The percentage of households with mortgages increased between 2001 and 2006 for all age groups. Age 45 marks the transition between this increase being led primarily by a decline in the share of renters to the increase being led by a decline in the share of mortgage-free homeowners.
Among older households with a primary maintainer aged 45 and over, two-thirds of the increase in the share of mortgage holders came from a decline in the percentage of households with no mortgage.
This seems to indicate that the increase in mortgage holding for these primary maintainer age groups may have been primarily because of delays in paying off mortgages, perhaps to pay for renovations or other large expenses or because of the need to pay for two dwellings in the event of marital break-up.
For younger households, those with a primary maintainer aged 44 and under, almost three-quarters of the percentage increase in mortgage holding came from a decline in the percentage of renter households. In other words, the increase in mortgage holding for these primary maintainer age groups may be primarily because households moved from renting into homeownership via a mortgage.

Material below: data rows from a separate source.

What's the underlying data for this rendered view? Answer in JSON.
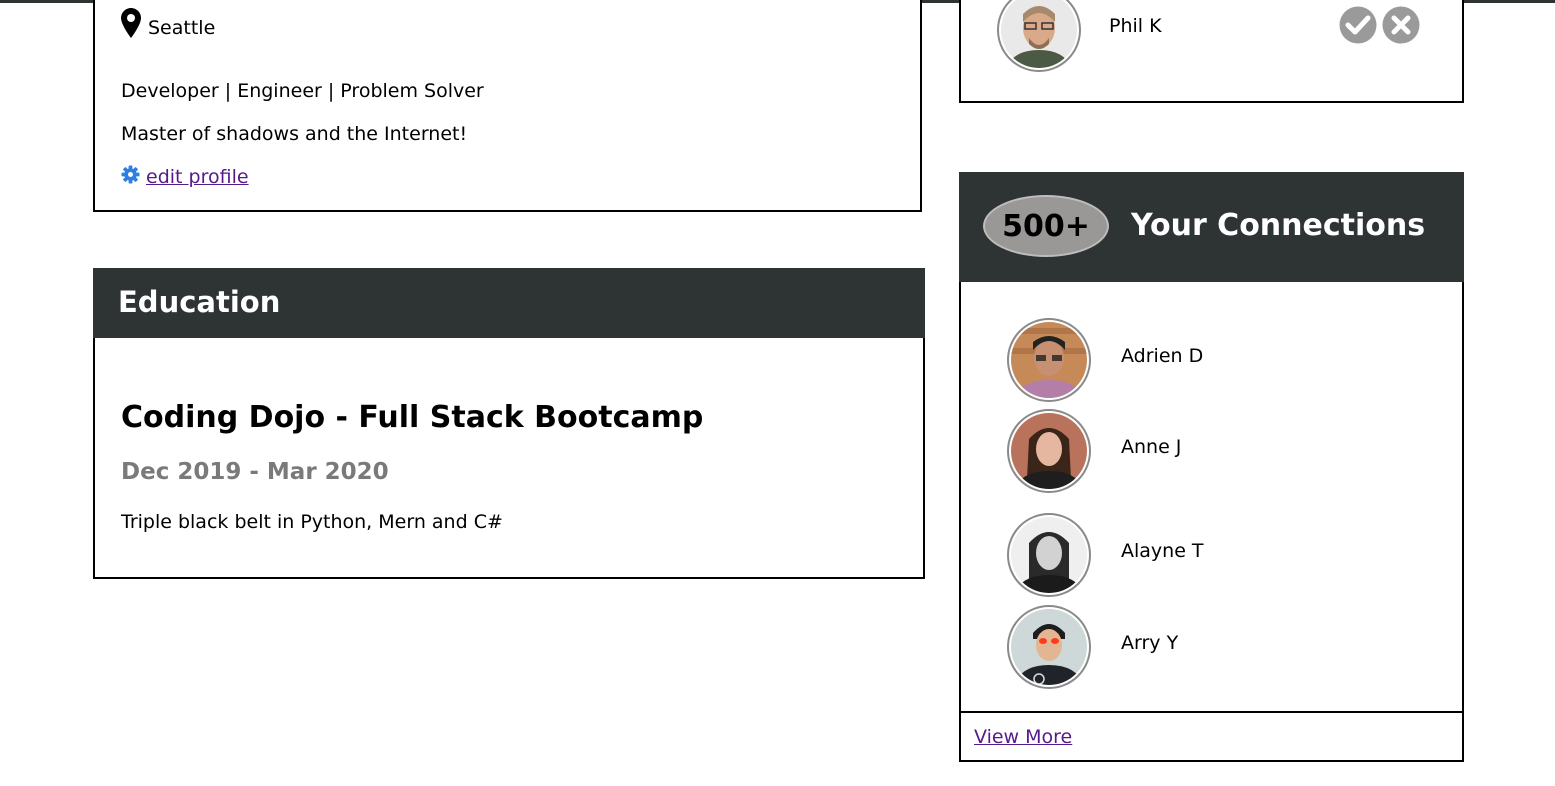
{
  "profile": {
    "location": "Seattle",
    "headline": "Developer | Engineer | Problem Solver",
    "bio": "Master of shadows and the Internet!",
    "edit_link": "edit profile"
  },
  "education": {
    "section_title": "Education",
    "school": "Coding Dojo - Full Stack Bootcamp",
    "dates": "Dec 2019 - Mar 2020",
    "description": "Triple black belt in Python, Mern and C#"
  },
  "pending_request": {
    "name": "Phil K"
  },
  "connections": {
    "count": "500+",
    "title": "Your Connections",
    "people": [
      {
        "name": "Adrien D"
      },
      {
        "name": "Anne J"
      },
      {
        "name": "Alayne T"
      },
      {
        "name": "Arry Y"
      }
    ],
    "view_more": "View More"
  },
  "colors": {
    "header_bg": "#2e3333",
    "link": "#551a8b",
    "gear_icon": "#2f7fe0",
    "action_icon": "#9a9a9a",
    "badge_bg": "#9a9797"
  },
  "icons": [
    "map-pin-icon",
    "gear-icon",
    "checkmark-icon",
    "close-icon"
  ]
}
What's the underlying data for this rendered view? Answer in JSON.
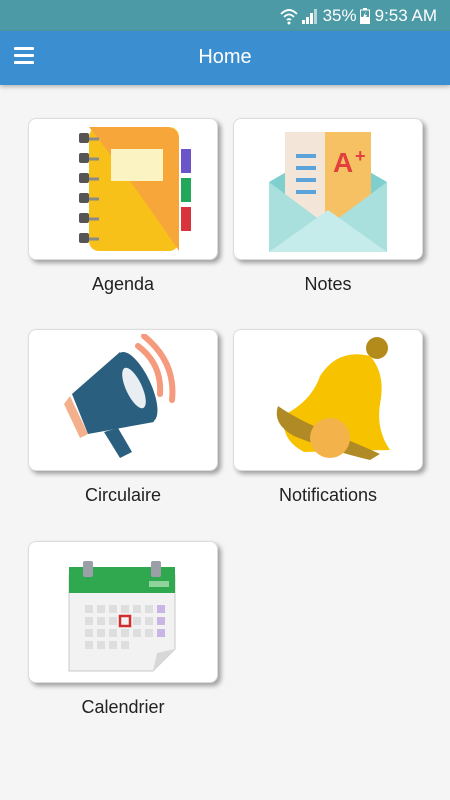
{
  "status_bar": {
    "battery": "35%",
    "time": "9:53 AM",
    "icons": [
      "wifi-icon",
      "signal-icon",
      "battery-charging-icon"
    ]
  },
  "app_bar": {
    "title": "Home",
    "menu_icon": "hamburger-menu-icon"
  },
  "tiles": [
    {
      "label": "Agenda",
      "icon": "agenda-notebook-icon"
    },
    {
      "label": "Notes",
      "icon": "notes-envelope-icon"
    },
    {
      "label": "Circulaire",
      "icon": "megaphone-icon"
    },
    {
      "label": "Notifications",
      "icon": "bell-icon"
    },
    {
      "label": "Calendrier",
      "icon": "calendar-icon"
    }
  ],
  "colors": {
    "status_bar": "#4c9aa6",
    "app_bar": "#3b8ed0",
    "background": "#f5f5f5"
  }
}
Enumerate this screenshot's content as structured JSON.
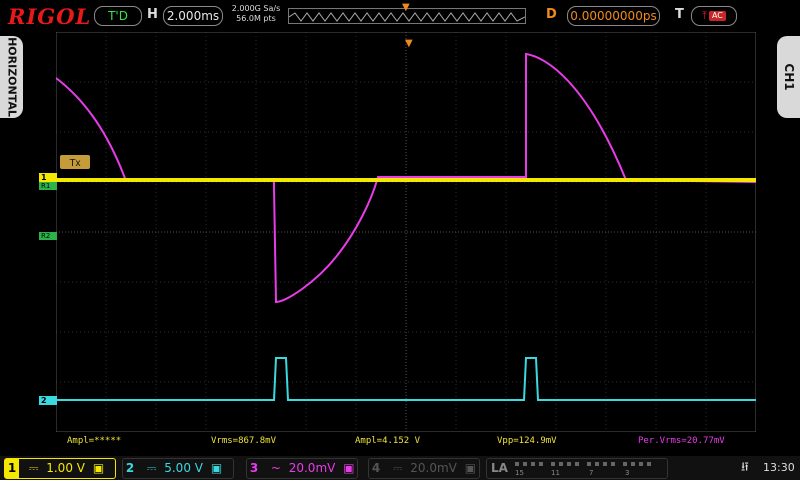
{
  "header": {
    "brand": "RIGOL",
    "trigger_status": "T'D",
    "h_label": "H",
    "timebase": "2.000ms",
    "sample_rate": "2.000G Sa/s",
    "memory_depth": "56.0M pts",
    "d_label": "D",
    "delay": "0.00000000ps",
    "t_label": "T",
    "trigger_source": "AC"
  },
  "side": {
    "left": "HORIZONTAL",
    "right": "CH1"
  },
  "markers": {
    "tx": "Tx",
    "ch1": "1",
    "r1": "R1",
    "r2": "R2",
    "ch2": "2"
  },
  "measurements": [
    {
      "text": "Ampl=*****",
      "color": "#f0e23a"
    },
    {
      "text": "Vrms=867.8mV",
      "color": "#f0e23a"
    },
    {
      "text": "Ampl=4.152 V",
      "color": "#f0e23a"
    },
    {
      "text": "Vpp=124.9mV",
      "color": "#f0e23a"
    },
    {
      "text": "Per.Vrms=20.77mV",
      "color": "#e83ce8"
    }
  ],
  "channels": [
    {
      "num": "1",
      "coupling": "⎓",
      "scale": "1.00 V",
      "color": "#f5e800",
      "active": true
    },
    {
      "num": "2",
      "coupling": "⎓",
      "scale": "5.00 V",
      "color": "#3bd8df",
      "active": true
    },
    {
      "num": "3",
      "coupling": "~",
      "scale": "20.0mV",
      "color": "#e83ce8",
      "active": true
    },
    {
      "num": "4",
      "coupling": "⎓",
      "scale": "20.0mV",
      "color": "#555555",
      "active": false
    }
  ],
  "la": {
    "label": "LA",
    "digits": [
      "15",
      "11",
      "7",
      "3"
    ]
  },
  "status": {
    "time": "13:30"
  },
  "colors": {
    "ch1": "#f5e800",
    "ch2": "#3bd8df",
    "ch3": "#e83ce8",
    "grid": "#333333",
    "trigger": "#f08a1a"
  }
}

Taking out a mortgage to buy a home is becoming increasingly popular among the two youngest primary maintainer age groups, in particular, those 24 and under, and those 25 to 34.

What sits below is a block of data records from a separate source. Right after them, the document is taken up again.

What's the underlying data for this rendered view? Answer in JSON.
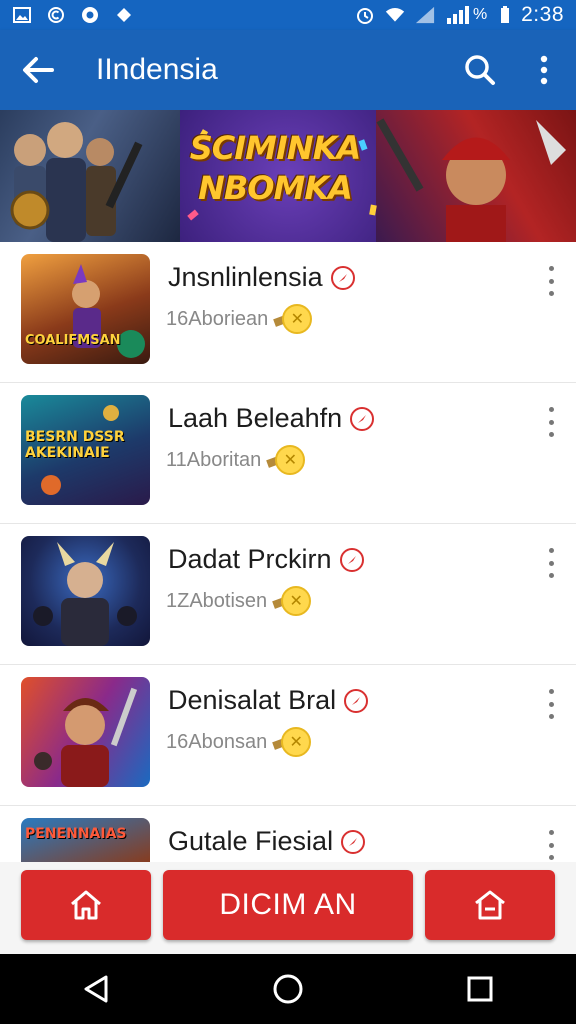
{
  "status_bar": {
    "time": "2:38",
    "battery_label": "%"
  },
  "app_bar": {
    "title": "IIndensia"
  },
  "banner": {
    "title": "SCIMINKA NBOMKA"
  },
  "items": [
    {
      "title": "Jnsnlinlensia",
      "subtitle": "16Aboriean",
      "thumb_text": "COALIFMSAN"
    },
    {
      "title": "Laah Beleahfn",
      "subtitle": "11Aboritan",
      "thumb_text": "BESRN DSSR AKEKINAIE"
    },
    {
      "title": "Dadat Prckirn",
      "subtitle": "1ZAbotisen",
      "thumb_text": ""
    },
    {
      "title": "Denisalat Bral",
      "subtitle": "16Abonsan",
      "thumb_text": ""
    },
    {
      "title": "Gutale Fiesial",
      "subtitle": "",
      "thumb_text": "PENENNAIAS"
    }
  ],
  "actions": {
    "main_label": "DICIM AN"
  },
  "colors": {
    "primary": "#1a63b8",
    "status": "#1565c0",
    "accent": "#d92b2b"
  }
}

For owner households with a primary maintainer aged 24 and under, the share with mortgages rose from 80.7% in 2001 to 82.0% in 2006. For owner households with a primary maintainer aged 25 to 34, the share rose from 89.8% to 91.2%.
Change in the distribution of housing tenure between 2001 and 2006 for younger and older households, Canada, 2006